The Supreme Court of Justice issued a decision on January 20, 2014, which has set a civil doctrine on the scope of the duty of information required in investment services which contain financial advice by establishing a distinction between the so-called convenience and suitability tests, and setting out instances for the application of each of them.
The existing disproportion between financial services distributors and its clients (if they are not professional investors) and in view of the complexity of these types of products, the High Court considers that the retail investors have to be specially protected.
To this end, using the Markets and Financial Instruments Directive (MiFID), the High Court has provided information on the duties required of the lending financial institutions, and how they should assist clients to interpret the information given and make an informed decision.

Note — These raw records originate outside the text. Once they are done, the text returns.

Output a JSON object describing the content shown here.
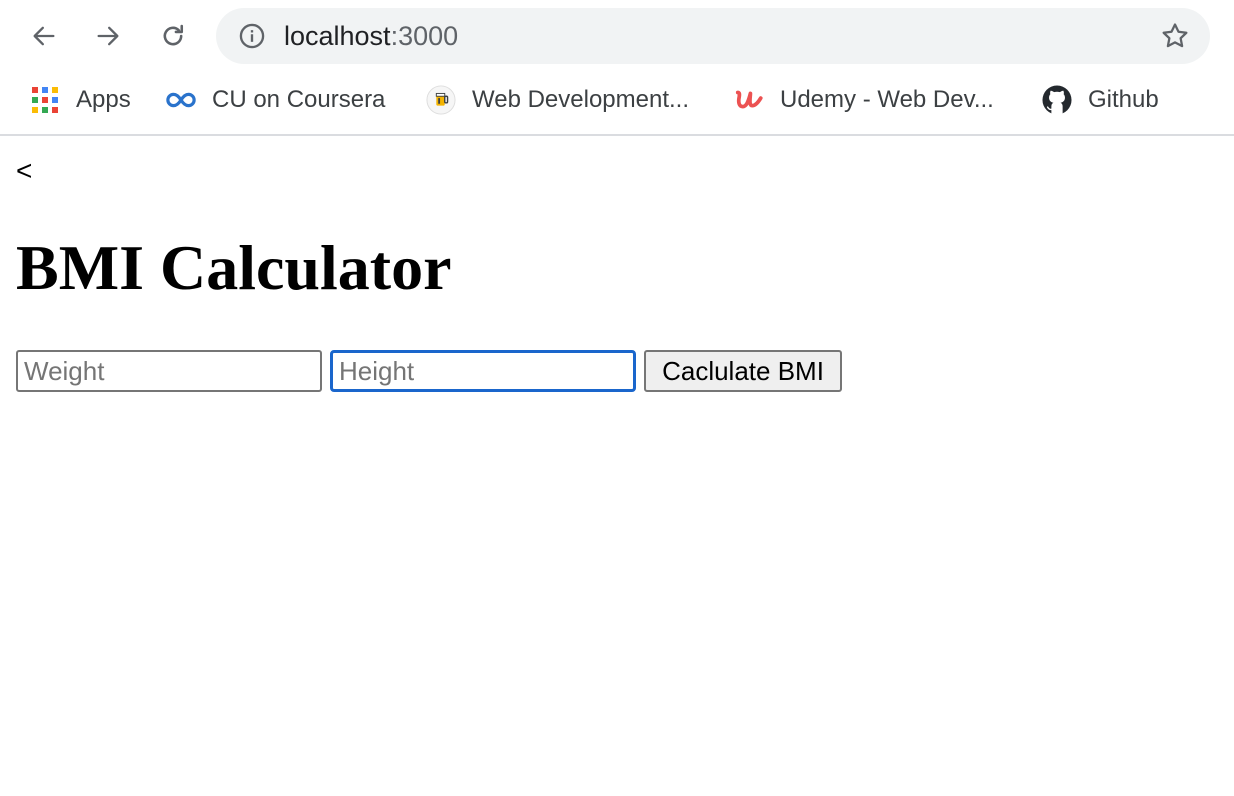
{
  "browser": {
    "address": {
      "host": "localhost",
      "port": ":3000"
    },
    "bookmarks": [
      {
        "label": "Apps",
        "icon": "apps-grid-icon"
      },
      {
        "label": "CU on Coursera",
        "icon": "coursera-icon"
      },
      {
        "label": "Web Development...",
        "icon": "web-dev-icon"
      },
      {
        "label": "Udemy - Web Dev...",
        "icon": "udemy-icon"
      },
      {
        "label": "Github",
        "icon": "github-icon"
      }
    ]
  },
  "page": {
    "back_link": "<",
    "title": "BMI Calculator",
    "weight_placeholder": "Weight",
    "height_placeholder": "Height",
    "calculate_label": "Caclulate BMI"
  },
  "colors": {
    "focus_ring": "#1a66cc",
    "udemy": "#ec5252",
    "coursera": "#2a73cc"
  }
}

The scope of duties of information and advice aimed at retail investors on complex financial products should not be reduced to simply partial, clear and not misleading information but must also consist of a detailed description of the product to be hired, as well as the characteristics of the risks inherent to it. There should also be consideration on the classification of the client as either retail or professional, with the ultimate goal of putting the client in a position to make an informed investment decision.
In addition, the explanation of the risks, according to the type of product, must include related risks, the volatility of the price on this type of instruments, additional costs the investor may have to take and any other obligations applicable to the financial instrument.

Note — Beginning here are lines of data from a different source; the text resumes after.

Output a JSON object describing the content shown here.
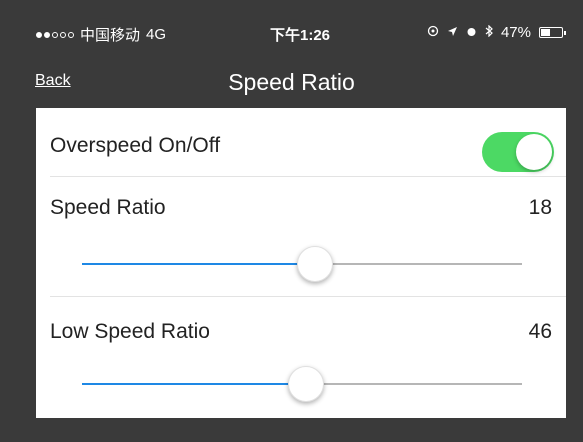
{
  "status_bar": {
    "carrier": "中国移动",
    "network": "4G",
    "time": "下午1:26",
    "battery_percent": "47%",
    "battery_level": 0.47,
    "signal_bars_filled": 2,
    "icons": [
      "location-icon",
      "arrow-icon",
      "alarm-icon",
      "bluetooth-icon"
    ]
  },
  "nav": {
    "back_label": "Back",
    "title": "Speed Ratio"
  },
  "settings": {
    "overspeed": {
      "label": "Overspeed On/Off",
      "enabled": true
    },
    "speed_ratio": {
      "label": "Speed Ratio",
      "value": "18",
      "slider_fraction": 0.53
    },
    "low_speed_ratio": {
      "label": "Low Speed Ratio",
      "value": "46",
      "slider_fraction": 0.51
    }
  },
  "colors": {
    "toggle_on": "#4cd964",
    "slider_fill": "#1e88e5",
    "background": "#3a3a3a"
  }
}
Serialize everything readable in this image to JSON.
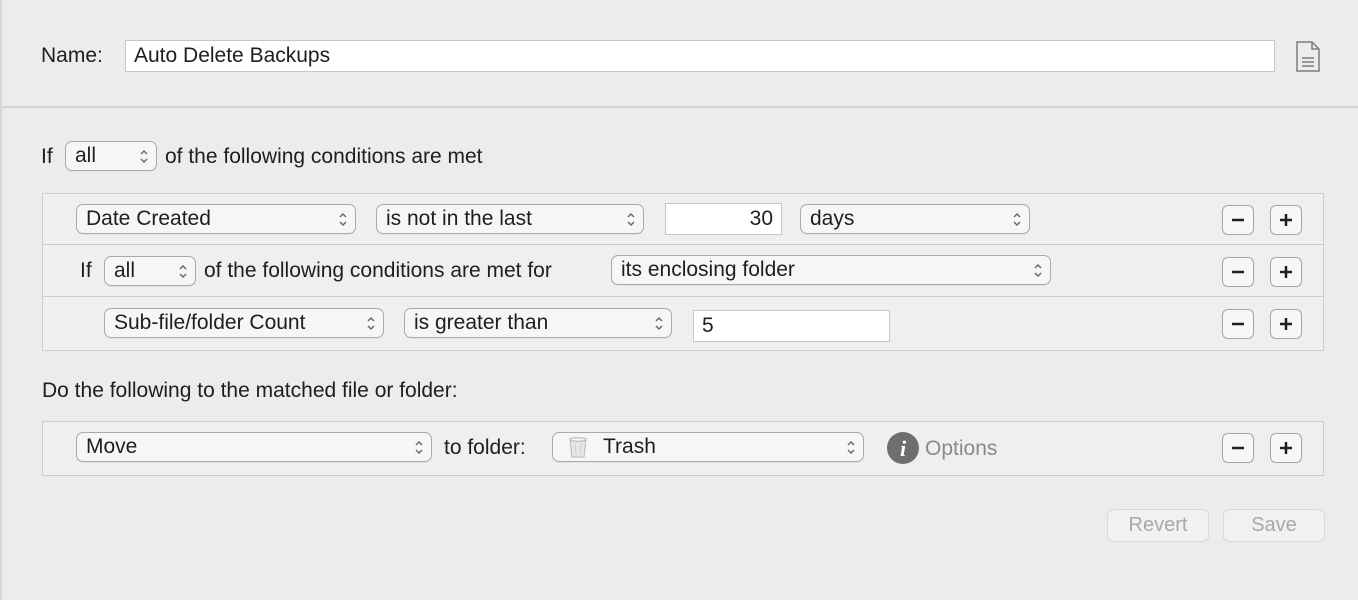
{
  "name_section": {
    "label": "Name:",
    "value": "Auto Delete Backups",
    "doc_icon": "document-icon"
  },
  "conditions": {
    "if_label": "If",
    "match_mode": "all",
    "suffix": "of the following conditions are met",
    "rows": [
      {
        "attribute": "Date Created",
        "operator": "is not in the last",
        "value": "30",
        "unit": "days"
      },
      {
        "if_label": "If",
        "match_mode": "all",
        "middle": "of the following conditions are met for",
        "target": "its enclosing folder"
      },
      {
        "attribute": "Sub-file/folder Count",
        "operator": "is greater than",
        "value": "5"
      }
    ]
  },
  "actions": {
    "heading": "Do the following to the matched file or folder:",
    "action": "Move",
    "to_folder_label": "to folder:",
    "folder": "Trash",
    "folder_icon": "trash-icon",
    "options_label": "Options",
    "options_icon": "info-icon"
  },
  "footer": {
    "revert_label": "Revert",
    "save_label": "Save"
  },
  "colors": {
    "background": "#ececec",
    "row_background": "#efefef",
    "disabled_text": "#a8a8a8"
  }
}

Financial institutions should also assess the knowledge and experience of financial matters that the client has and, accordingly, issue a judgment of convenience or suitability.
The suitability test will serve to determine whether the client has or not the required knowledge and experience to understand the risks from the product to be hired, assessing the instruments they are familiar with, frequency and volume of their transactions, and the education and profession.
In contrast, the suitability test will require greater demands, being provided for cases of investment or assets management advisory services, and will require a full examination of the client including the suitability test, a report on the financial situation of the customer, and the investment objectives.
Ultimately, the judgment of the suitability of the product, will include, inter alia in its content, the judgment of convenience, and will therefore be much more extensive.
Such judgment of suitability will therefore be required for financial advisory services which the High Court describes as personalized recommendations concerning one or several financial operations, whether at the customer’s request or at the initiative of the financial institution.
Once the fixed doctrine had been issued, the High Court confirmed the ruling, which had been subject to appeal, and declared null the contract of swap signed by Caixa d´Estalvis del Penedés with a retail investor, considering that there was error in his consent, having not received a comprehensive and adequate information of the risks of the operation and without practicing the judgment of suitability.